Mmm, that's a problematic for me because a) my beautician *has* a history degree, and b) I don't have much hair. Consequently, for me to feel like I'm getting value for money we have to discuss ancient Rome while she pokes away at my minimal locks.

Good to see you back, Glenn. I though you'd found Galt's Gulch and didn't want to give it away :-)

Ross



Post 33

Thursday, November 3, 2005 - 9:00amSanction this postReply
Bookmark
Link
Edit
Matthew identified:
I personally think that settling for second-best just to avoid being alone is much worse than being either friendless or untouched. For me, at least, remaining alone and untouched until I found the right woman was worth the wait.
Amen, brother!  Hear, hear!  This world would be a much better place if all adopted this attitude.  Sanction!




Post 34

Wednesday, February 28, 2007 - 1:32pmSanction this postReply
Bookmark
Link
Edit
If this poor guy "overeducated" was working as an EMT then the problem was definitely with the work culture all too prevalent among EMTs. The best student I knew in college was fired from his EMT job for listing a patient's temperature as 97 degrees, when the convention is to list the temperature rounded to the nearest even number. He had a perfect job record, had evidently stopped some co-workers from making potentially fatal errors, and was universally hated by his co-workers, all of whom had hit their glass ceilings, and all of whom resented the hell out of him.

I also read the column abouit EMT work by Ms. Colon on page two of the Monday NYSUN. Her stories about the actions of other EMTs support this conclusion.

Ted



Post 35

Wednesday, December 5 - 10:20amSanction this postReply
Bookmark
Link
Edit
Over-generalizations are not helpful.  Yes, some people will resent your success, your health, your good looks, your car, your education, your spouse, your house, your horse...  But most people do not.  Some people will even tolerate the socially inept and over-assertive egotist.  Some people do, indeed, take the better view of the person with fewer virtues.  It all depends on the individuals.

I met a brick wall on several occasions where security managers took one look at me and my degrees and the interview ended before it began.  That cannot be helped. On the other hand, I am unaware of any other colleague or cohort security guard expressing or displaying any resentment toward me... and I know that I can be (ahem) hard to get along with. At least I see myself that way... apparently most other people find me charming... or at least tolerable.  Again, it all depends. 

Pretty much, though, life gives you what you expect from it.

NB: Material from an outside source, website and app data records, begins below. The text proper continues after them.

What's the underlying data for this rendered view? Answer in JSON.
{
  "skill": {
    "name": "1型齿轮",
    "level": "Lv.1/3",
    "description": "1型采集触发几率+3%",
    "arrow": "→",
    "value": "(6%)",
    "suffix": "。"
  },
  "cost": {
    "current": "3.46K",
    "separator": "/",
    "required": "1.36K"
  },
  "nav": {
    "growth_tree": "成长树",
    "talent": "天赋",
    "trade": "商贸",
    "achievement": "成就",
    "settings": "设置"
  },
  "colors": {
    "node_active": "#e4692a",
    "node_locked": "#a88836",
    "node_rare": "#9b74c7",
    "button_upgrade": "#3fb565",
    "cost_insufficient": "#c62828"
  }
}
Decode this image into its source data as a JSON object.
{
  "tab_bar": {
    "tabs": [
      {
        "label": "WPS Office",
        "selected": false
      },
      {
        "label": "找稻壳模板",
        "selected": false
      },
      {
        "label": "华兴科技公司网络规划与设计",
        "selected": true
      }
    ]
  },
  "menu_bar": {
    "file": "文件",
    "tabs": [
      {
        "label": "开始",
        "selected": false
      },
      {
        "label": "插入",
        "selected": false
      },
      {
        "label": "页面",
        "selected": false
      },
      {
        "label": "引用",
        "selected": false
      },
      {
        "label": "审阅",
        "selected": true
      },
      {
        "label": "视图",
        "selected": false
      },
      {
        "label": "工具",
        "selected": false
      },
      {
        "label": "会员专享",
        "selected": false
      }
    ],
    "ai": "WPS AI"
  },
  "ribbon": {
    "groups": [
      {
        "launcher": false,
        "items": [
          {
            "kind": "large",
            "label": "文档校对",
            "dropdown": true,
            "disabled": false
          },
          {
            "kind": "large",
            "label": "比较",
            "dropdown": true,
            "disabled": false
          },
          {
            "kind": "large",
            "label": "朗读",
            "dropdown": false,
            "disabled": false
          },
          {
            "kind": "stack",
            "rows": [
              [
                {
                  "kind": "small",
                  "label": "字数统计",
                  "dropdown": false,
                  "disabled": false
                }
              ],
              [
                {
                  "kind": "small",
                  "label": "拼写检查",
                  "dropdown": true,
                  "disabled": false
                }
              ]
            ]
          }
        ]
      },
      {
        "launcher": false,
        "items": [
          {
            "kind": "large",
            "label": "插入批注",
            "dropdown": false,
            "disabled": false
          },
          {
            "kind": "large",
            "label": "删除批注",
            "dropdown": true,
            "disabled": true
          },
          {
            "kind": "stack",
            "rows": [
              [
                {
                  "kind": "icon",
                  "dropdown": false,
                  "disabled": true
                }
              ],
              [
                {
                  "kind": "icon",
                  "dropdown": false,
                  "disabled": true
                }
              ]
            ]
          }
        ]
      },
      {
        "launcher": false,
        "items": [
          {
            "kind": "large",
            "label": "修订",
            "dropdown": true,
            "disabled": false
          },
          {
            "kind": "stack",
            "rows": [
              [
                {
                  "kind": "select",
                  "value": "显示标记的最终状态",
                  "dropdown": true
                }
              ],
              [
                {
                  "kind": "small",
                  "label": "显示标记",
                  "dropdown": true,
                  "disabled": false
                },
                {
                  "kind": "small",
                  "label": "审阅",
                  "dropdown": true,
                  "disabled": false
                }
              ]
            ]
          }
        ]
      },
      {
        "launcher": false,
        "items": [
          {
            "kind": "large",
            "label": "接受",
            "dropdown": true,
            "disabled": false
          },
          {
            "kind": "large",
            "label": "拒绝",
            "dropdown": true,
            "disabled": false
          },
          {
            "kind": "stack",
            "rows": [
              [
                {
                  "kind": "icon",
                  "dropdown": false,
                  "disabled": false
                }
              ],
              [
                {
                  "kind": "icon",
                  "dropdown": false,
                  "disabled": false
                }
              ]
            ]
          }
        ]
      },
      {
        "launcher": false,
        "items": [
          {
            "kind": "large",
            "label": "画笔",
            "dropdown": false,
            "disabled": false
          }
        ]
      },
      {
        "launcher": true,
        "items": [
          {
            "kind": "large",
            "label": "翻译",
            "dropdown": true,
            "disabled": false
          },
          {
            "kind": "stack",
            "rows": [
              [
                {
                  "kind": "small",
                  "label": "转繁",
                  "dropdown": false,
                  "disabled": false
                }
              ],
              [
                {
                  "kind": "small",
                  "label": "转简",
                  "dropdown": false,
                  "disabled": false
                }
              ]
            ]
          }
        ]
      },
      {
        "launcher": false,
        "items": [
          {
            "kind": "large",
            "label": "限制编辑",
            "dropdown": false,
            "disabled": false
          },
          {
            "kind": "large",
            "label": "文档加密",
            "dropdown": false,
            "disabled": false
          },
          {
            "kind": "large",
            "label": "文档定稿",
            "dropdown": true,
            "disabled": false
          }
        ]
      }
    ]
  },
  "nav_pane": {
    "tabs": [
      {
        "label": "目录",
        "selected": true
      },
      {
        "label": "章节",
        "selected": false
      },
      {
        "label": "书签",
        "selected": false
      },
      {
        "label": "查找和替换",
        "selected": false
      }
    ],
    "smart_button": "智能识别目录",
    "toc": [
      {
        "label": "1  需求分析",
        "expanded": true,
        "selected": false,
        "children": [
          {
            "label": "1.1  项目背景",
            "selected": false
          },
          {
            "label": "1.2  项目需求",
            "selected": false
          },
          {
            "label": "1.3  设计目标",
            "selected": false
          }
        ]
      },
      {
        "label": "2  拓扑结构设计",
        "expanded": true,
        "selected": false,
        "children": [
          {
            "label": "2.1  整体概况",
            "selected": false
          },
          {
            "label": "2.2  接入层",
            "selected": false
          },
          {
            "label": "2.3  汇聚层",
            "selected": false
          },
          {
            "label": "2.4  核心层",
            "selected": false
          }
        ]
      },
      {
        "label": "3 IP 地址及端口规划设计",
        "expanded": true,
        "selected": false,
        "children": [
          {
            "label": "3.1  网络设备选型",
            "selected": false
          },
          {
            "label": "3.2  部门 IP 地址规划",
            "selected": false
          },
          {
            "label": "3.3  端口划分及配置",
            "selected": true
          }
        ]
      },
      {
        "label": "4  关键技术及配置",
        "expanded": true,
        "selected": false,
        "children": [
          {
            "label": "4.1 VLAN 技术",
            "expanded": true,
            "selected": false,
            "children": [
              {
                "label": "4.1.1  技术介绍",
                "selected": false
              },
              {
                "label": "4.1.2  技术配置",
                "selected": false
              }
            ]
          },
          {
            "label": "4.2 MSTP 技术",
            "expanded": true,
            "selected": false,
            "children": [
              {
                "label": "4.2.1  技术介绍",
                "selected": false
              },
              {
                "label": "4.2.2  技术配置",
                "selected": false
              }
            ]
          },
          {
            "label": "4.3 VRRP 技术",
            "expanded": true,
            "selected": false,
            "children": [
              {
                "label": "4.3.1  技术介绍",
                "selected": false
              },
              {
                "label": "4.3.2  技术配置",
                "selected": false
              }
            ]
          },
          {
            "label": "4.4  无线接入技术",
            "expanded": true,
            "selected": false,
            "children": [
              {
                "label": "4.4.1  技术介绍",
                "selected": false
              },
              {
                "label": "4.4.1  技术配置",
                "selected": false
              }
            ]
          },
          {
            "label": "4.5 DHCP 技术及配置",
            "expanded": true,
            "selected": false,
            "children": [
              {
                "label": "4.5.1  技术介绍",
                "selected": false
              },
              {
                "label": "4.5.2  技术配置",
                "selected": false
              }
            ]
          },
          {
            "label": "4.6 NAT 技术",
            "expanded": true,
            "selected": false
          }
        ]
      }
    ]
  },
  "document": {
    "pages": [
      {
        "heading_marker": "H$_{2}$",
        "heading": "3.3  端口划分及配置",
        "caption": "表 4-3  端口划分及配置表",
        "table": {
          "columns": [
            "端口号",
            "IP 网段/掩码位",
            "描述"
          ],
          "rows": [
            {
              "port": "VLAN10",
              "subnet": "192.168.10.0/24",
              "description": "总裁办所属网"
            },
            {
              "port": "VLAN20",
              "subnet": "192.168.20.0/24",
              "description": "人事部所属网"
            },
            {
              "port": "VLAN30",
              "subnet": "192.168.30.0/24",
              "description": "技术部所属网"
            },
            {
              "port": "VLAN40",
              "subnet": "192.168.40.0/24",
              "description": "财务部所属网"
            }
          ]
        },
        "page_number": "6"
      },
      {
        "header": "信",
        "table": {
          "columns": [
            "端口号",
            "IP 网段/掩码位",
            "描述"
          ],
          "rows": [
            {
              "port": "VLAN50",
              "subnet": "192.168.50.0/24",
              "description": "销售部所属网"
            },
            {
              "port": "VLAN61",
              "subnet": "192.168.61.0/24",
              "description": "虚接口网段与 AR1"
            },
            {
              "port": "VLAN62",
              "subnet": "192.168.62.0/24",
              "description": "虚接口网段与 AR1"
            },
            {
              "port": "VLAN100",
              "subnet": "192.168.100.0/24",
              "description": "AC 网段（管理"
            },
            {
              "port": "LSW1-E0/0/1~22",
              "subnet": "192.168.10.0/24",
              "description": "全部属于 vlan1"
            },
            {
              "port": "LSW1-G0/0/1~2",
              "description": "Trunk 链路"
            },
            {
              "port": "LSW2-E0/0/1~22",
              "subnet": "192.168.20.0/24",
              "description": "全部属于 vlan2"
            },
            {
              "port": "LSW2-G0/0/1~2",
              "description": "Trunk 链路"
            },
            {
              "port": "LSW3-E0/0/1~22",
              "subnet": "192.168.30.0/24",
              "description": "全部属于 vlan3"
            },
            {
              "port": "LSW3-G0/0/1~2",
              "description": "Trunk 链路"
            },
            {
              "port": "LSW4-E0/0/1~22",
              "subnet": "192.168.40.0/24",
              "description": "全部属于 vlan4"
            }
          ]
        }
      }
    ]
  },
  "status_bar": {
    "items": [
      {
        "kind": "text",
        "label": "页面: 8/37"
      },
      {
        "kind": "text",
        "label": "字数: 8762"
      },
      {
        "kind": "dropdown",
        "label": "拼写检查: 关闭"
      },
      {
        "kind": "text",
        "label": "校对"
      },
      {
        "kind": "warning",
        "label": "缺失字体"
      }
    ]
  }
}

Allow me to pass on one tidbit from popular psychology as applied to "profiling" in public safety: You do not know most other people; you only know yourself. Therefore, people tend to generalize about others from the inside out. (Yes, that, too is a generalization.)




Post to this threadBack one pagePage 0Page 1
[an error occurred while processing this directive] [an error occurred while processing this directive]